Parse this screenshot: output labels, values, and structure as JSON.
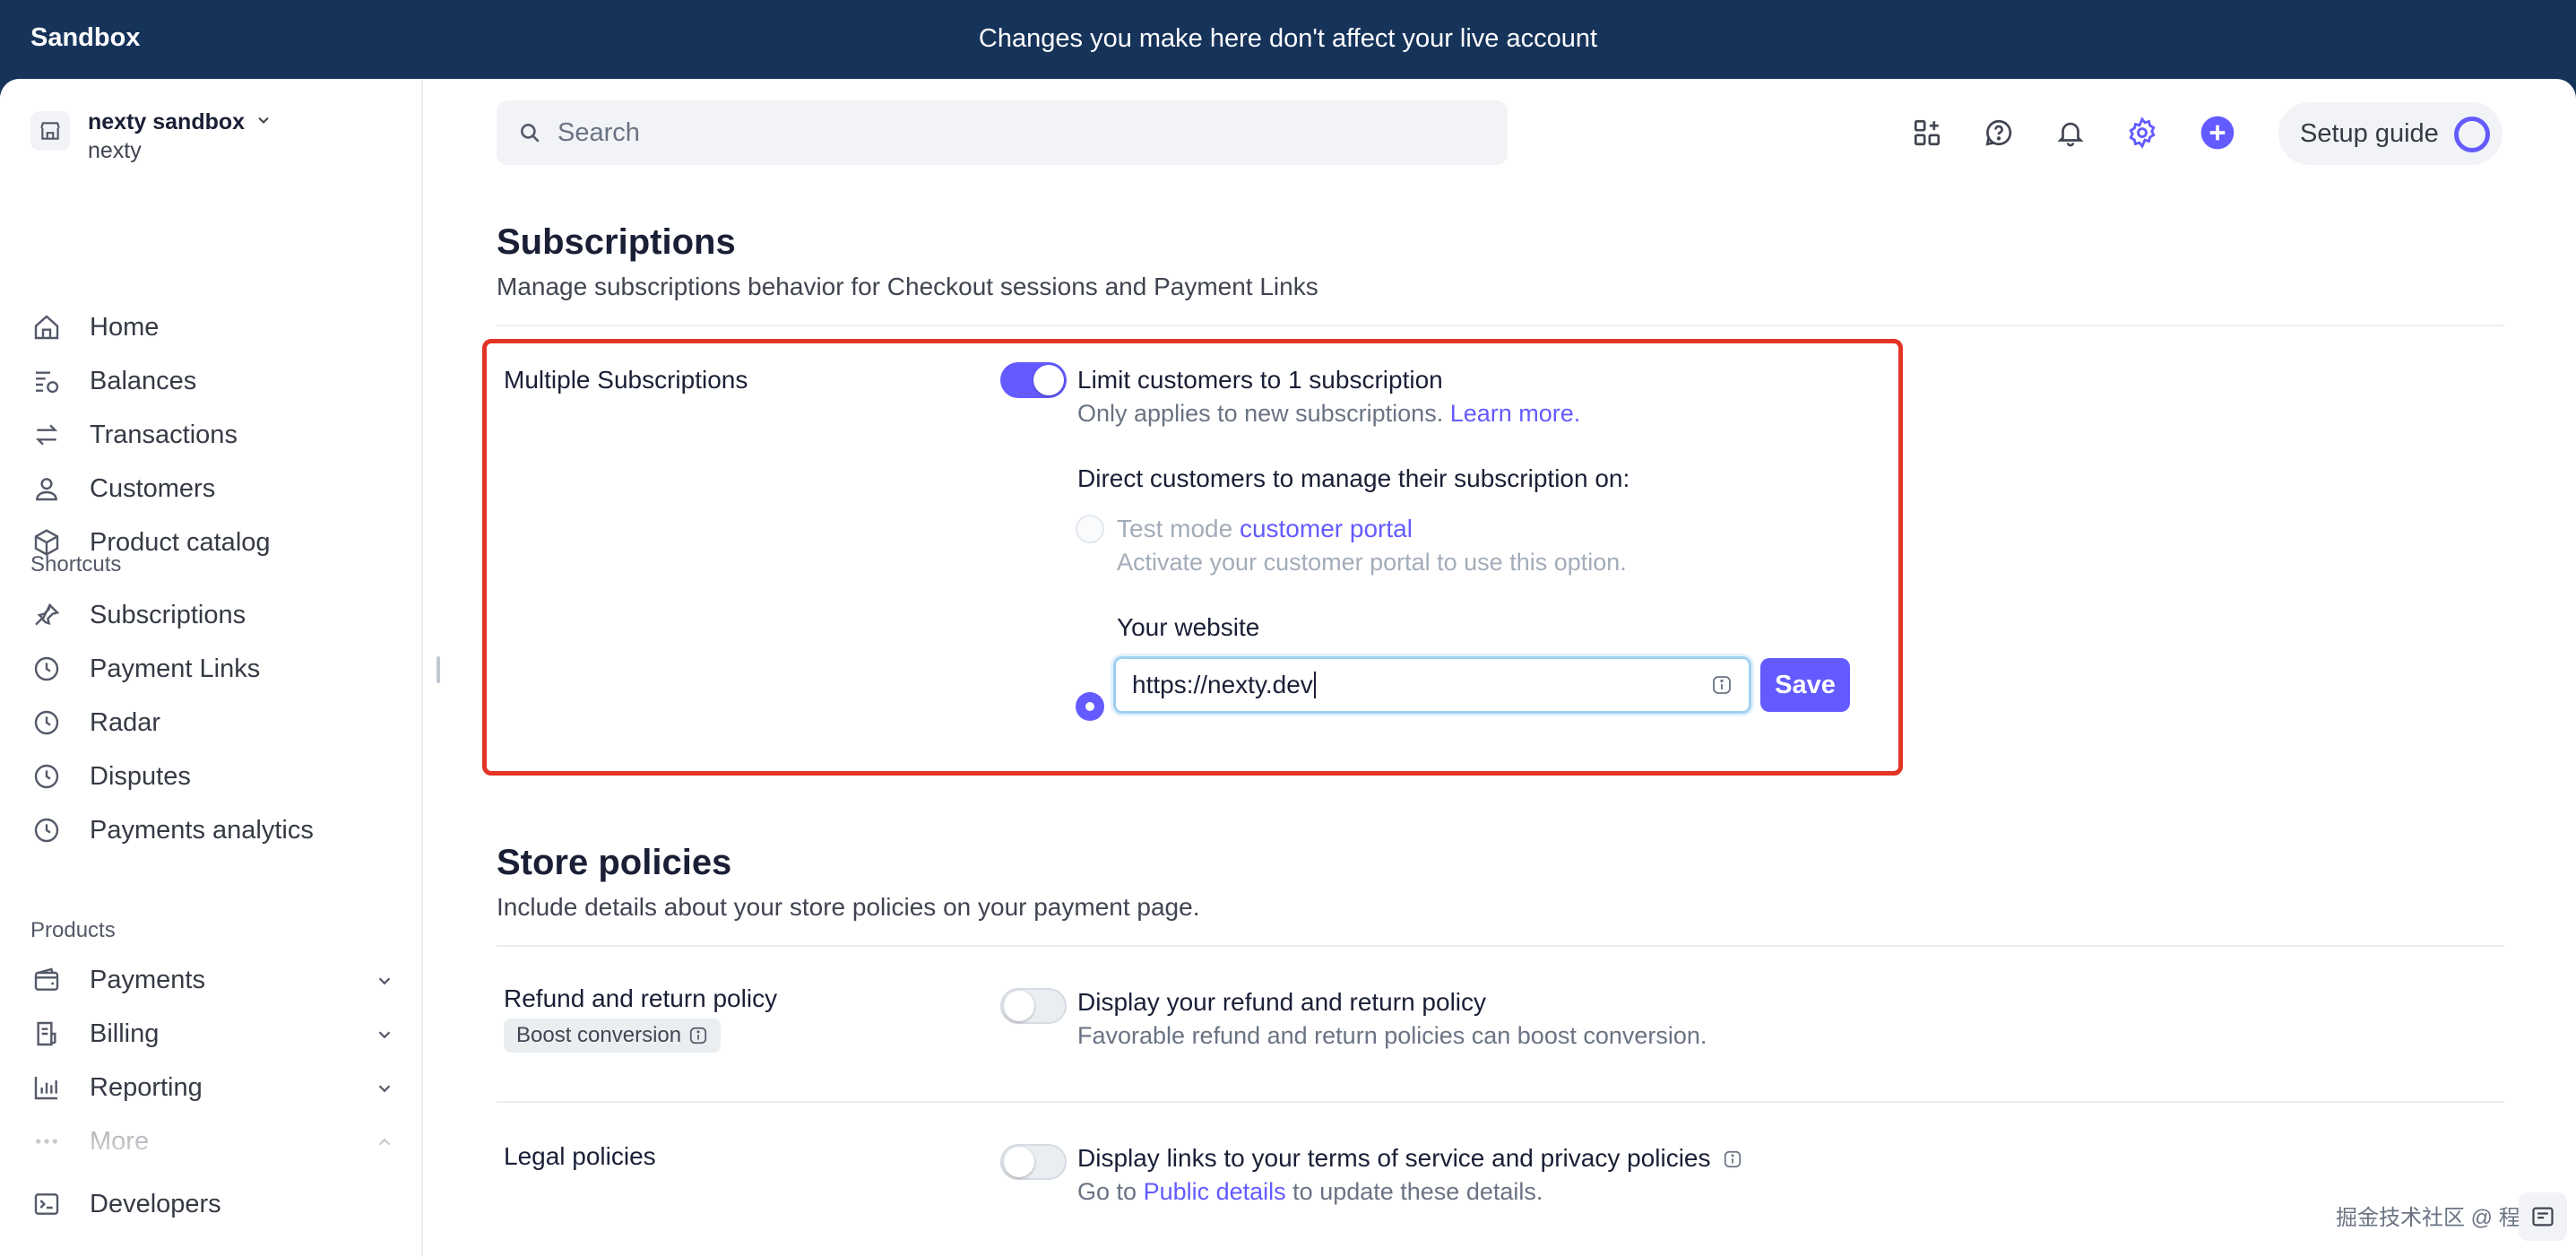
{
  "banner": {
    "env_label": "Sandbox",
    "message": "Changes you make here don't affect your live account"
  },
  "account": {
    "name": "nexty sandbox",
    "sub": "nexty"
  },
  "nav": {
    "main": [
      {
        "label": "Home",
        "icon": "home-icon"
      },
      {
        "label": "Balances",
        "icon": "balances-icon"
      },
      {
        "label": "Transactions",
        "icon": "transactions-icon"
      },
      {
        "label": "Customers",
        "icon": "customers-icon"
      },
      {
        "label": "Product catalog",
        "icon": "product-catalog-icon"
      }
    ],
    "shortcuts_label": "Shortcuts",
    "shortcuts": [
      {
        "label": "Subscriptions",
        "icon": "pin-icon"
      },
      {
        "label": "Payment Links",
        "icon": "clock-icon"
      },
      {
        "label": "Radar",
        "icon": "clock-icon"
      },
      {
        "label": "Disputes",
        "icon": "clock-icon"
      },
      {
        "label": "Payments analytics",
        "icon": "clock-icon"
      }
    ],
    "products_label": "Products",
    "products": [
      {
        "label": "Payments",
        "icon": "wallet-icon"
      },
      {
        "label": "Billing",
        "icon": "billing-icon"
      },
      {
        "label": "Reporting",
        "icon": "reporting-icon"
      },
      {
        "label": "More",
        "icon": "more-icon"
      }
    ],
    "developers": {
      "label": "Developers",
      "icon": "terminal-icon"
    }
  },
  "search": {
    "placeholder": "Search"
  },
  "setup_guide": {
    "label": "Setup guide"
  },
  "subscriptions": {
    "title": "Subscriptions",
    "description": "Manage subscriptions behavior for Checkout sessions and Payment Links",
    "multiple": {
      "label": "Multiple Subscriptions",
      "toggle_on": true,
      "toggle_title": "Limit customers to 1 subscription",
      "toggle_sub": "Only applies to new subscriptions.",
      "learn_more": "Learn more.",
      "direct_label": "Direct customers to manage their subscription on:",
      "portal_prefix": "Test mode",
      "portal_link": "customer portal",
      "portal_sub": "Activate your customer portal to use this option.",
      "website_label": "Your website",
      "website_value": "https://nexty.dev",
      "save_label": "Save"
    }
  },
  "store_policies": {
    "title": "Store policies",
    "description": "Include details about your store policies on your payment page.",
    "refund": {
      "label": "Refund and return policy",
      "badge": "Boost conversion",
      "toggle_on": false,
      "title": "Display your refund and return policy",
      "sub": "Favorable refund and return policies can boost conversion."
    },
    "legal": {
      "label": "Legal policies",
      "toggle_on": false,
      "title": "Display links to your terms of service and privacy policies",
      "sub_prefix": "Go to",
      "sub_link": "Public details",
      "sub_suffix": "to update these details."
    }
  },
  "watermark": "掘金技术社区 @ 程序"
}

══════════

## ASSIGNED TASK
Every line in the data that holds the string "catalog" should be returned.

## TASK RESULT
        "label": "Product catalog",
        "icon": "product-catalog-icon"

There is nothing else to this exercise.